States have been preparing for the deadline that’s in the regulation. If the regulation goes away, states may have to scramble to put a plan in place before they’re really ready to do so. If this happens, you can expect a lot of missteps happening at every level of the education system, and a lot of frustration.
Will State Plans be Approved?
Without clear regulations on when and how to submit plans, or even how the plans should be structured or what should be in them, states typically wouldn’t have any confidence that a plan they submit would be approved. However, based on signals from DeVos, it’s very likely the Education Department will approve just about anything a state might send in.
Lamar Alexander, chairman of the Senate Health, Education, Labor and Pensions Committee, made it pretty explicit when he told a group of 700 state education leaders that they should “assume that the U.S. Department of Education will say yes” to their plans.
“You have a president and an education secretary who do not believe in a national school board,” he told them. “They believe in you. They want you to make those decisions.”

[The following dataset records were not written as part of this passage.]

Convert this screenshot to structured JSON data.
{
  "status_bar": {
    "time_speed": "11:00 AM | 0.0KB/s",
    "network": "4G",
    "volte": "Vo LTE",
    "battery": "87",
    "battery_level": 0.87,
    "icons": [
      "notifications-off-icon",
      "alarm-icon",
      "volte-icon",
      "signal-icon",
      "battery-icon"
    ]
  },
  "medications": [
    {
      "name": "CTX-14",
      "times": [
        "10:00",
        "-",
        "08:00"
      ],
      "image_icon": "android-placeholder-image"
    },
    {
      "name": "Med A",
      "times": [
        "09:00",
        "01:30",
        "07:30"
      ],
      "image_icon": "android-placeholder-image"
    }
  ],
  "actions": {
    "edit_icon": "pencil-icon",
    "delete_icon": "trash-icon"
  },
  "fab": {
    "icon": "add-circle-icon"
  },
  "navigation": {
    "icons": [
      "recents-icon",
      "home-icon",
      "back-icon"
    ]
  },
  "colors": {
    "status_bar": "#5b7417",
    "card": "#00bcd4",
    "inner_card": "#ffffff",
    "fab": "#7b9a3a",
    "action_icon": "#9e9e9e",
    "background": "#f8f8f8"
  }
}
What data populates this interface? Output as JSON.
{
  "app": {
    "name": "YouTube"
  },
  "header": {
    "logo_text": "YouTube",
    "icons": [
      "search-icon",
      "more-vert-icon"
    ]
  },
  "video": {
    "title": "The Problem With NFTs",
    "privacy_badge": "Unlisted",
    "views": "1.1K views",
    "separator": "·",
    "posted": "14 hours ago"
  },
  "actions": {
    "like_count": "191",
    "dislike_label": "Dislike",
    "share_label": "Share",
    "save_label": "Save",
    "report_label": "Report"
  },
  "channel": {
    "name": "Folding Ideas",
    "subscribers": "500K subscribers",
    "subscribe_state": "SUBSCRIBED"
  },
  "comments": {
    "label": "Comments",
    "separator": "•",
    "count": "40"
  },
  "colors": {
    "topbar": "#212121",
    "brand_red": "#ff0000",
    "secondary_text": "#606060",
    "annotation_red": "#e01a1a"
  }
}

So some might argue that this is an area of uncertainty if regulations go away. While that’s technically true (the administration could change its mind at any time), it’s more likely that states can feel very certain that the federal government will rubber-stamp whatever they submit, which defeats the point of even having the U.S. Education Department involved.
Giving out money without attaching clear conditions is a recipe for waste and could lay the groundwork for eliminating the department completely, which one congressman recently proposed and many have discussed.
Next Administration May Write New Regulations
Even if this administration sticks to its non-binding statements about what states should or shouldn’t do, and how much leeway states actually have, there’s no guarantee that the next administration in four or eight years will keep things the same. If a new administration decides to write new regulations, state plans could be suddenly out of compliance and need to be reworked.
Arguably, even if the regulations stayed in place, a new administration could write new ones, but the likelihood of that happening is much greater if there are little to no regulations to begin with when it takes over.
An Extreme Solution
Generally in government, people on all sides of the political spectrum agree that some regulations are needed. Often, it’s not even a question on things like health and food safety, but even with more controversial regulations like those on big banks, nobody’s saying there should be absolutely no regulations.
But that’s basically the approach congress is taking with education regulations. It’s all or nothing. It’s an extreme solution. And it sets the stage for more bureaucratic nightmares, not less.